**ENTRIES SHOWN:**
⟨

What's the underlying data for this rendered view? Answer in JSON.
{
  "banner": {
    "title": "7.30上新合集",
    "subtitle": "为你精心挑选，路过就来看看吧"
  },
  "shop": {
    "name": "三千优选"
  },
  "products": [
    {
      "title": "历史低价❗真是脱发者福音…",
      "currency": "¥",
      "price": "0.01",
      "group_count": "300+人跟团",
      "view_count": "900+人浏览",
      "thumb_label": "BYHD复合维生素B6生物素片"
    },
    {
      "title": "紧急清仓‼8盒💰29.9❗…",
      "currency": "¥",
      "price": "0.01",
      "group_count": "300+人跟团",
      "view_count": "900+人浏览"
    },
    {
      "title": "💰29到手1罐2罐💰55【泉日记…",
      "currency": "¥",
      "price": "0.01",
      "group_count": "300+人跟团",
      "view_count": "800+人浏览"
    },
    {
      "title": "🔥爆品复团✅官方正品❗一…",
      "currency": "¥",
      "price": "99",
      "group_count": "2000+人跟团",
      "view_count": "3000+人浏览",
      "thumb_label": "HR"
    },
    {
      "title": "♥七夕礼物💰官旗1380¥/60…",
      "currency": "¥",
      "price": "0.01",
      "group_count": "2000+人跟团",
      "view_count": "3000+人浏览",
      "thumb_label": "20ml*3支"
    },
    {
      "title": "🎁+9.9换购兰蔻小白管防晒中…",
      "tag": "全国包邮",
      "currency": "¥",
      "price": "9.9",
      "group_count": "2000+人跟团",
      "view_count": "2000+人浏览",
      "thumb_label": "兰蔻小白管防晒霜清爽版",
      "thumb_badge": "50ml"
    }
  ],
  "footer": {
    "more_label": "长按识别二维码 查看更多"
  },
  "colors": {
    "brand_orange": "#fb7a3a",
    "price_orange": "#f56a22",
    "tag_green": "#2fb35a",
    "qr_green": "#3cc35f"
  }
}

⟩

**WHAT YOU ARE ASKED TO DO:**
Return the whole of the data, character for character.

**TASK RESPONSE:**
What's the underlying data for this rendered view? Answer in JSON.
{
  "banner": {
    "title": "7.30上新合集",
    "subtitle": "为你精心挑选，路过就来看看吧"
  },
  "shop": {
    "name": "三千优选"
  },
  "products": [
    {
      "title": "历史低价❗真是脱发者福音…",
      "currency": "¥",
      "price": "0.01",
      "group_count": "300+人跟团",
      "view_count": "900+人浏览",
      "thumb_label": "BYHD复合维生素B6生物素片"
    },
    {
      "title": "紧急清仓‼8盒💰29.9❗…",
      "currency": "¥",
      "price": "0.01",
      "group_count": "300+人跟团",
      "view_count": "900+人浏览"
    },
    {
      "title": "💰29到手1罐2罐💰55【泉日记…",
      "currency": "¥",
      "price": "0.01",
      "group_count": "300+人跟团",
      "view_count": "800+人浏览"
    },
    {
      "title": "🔥爆品复团✅官方正品❗一…",
      "currency": "¥",
      "price": "99",
      "group_count": "2000+人跟团",
      "view_count": "3000+人浏览",
      "thumb_label": "HR"
    },
    {
      "title": "♥七夕礼物💰官旗1380¥/60…",
      "currency": "¥",
      "price": "0.01",
      "group_count": "2000+人跟团",
      "view_count": "3000+人浏览",
      "thumb_label": "20ml*3支"
    },
    {
      "title": "🎁+9.9换购兰蔻小白管防晒中…",
      "tag": "全国包邮",
      "currency": "¥",
      "price": "9.9",
      "group_count": "2000+人跟团",
      "view_count": "2000+人浏览",
      "thumb_label": "兰蔻小白管防晒霜清爽版",
      "thumb_badge": "50ml"
    }
  ],
  "footer": {
    "more_label": "长按识别二维码 查看更多"
  },
  "colors": {
    "brand_orange": "#fb7a3a",
    "price_orange": "#f56a22",
    "tag_green": "#2fb35a",
    "qr_green": "#3cc35f"
  }
}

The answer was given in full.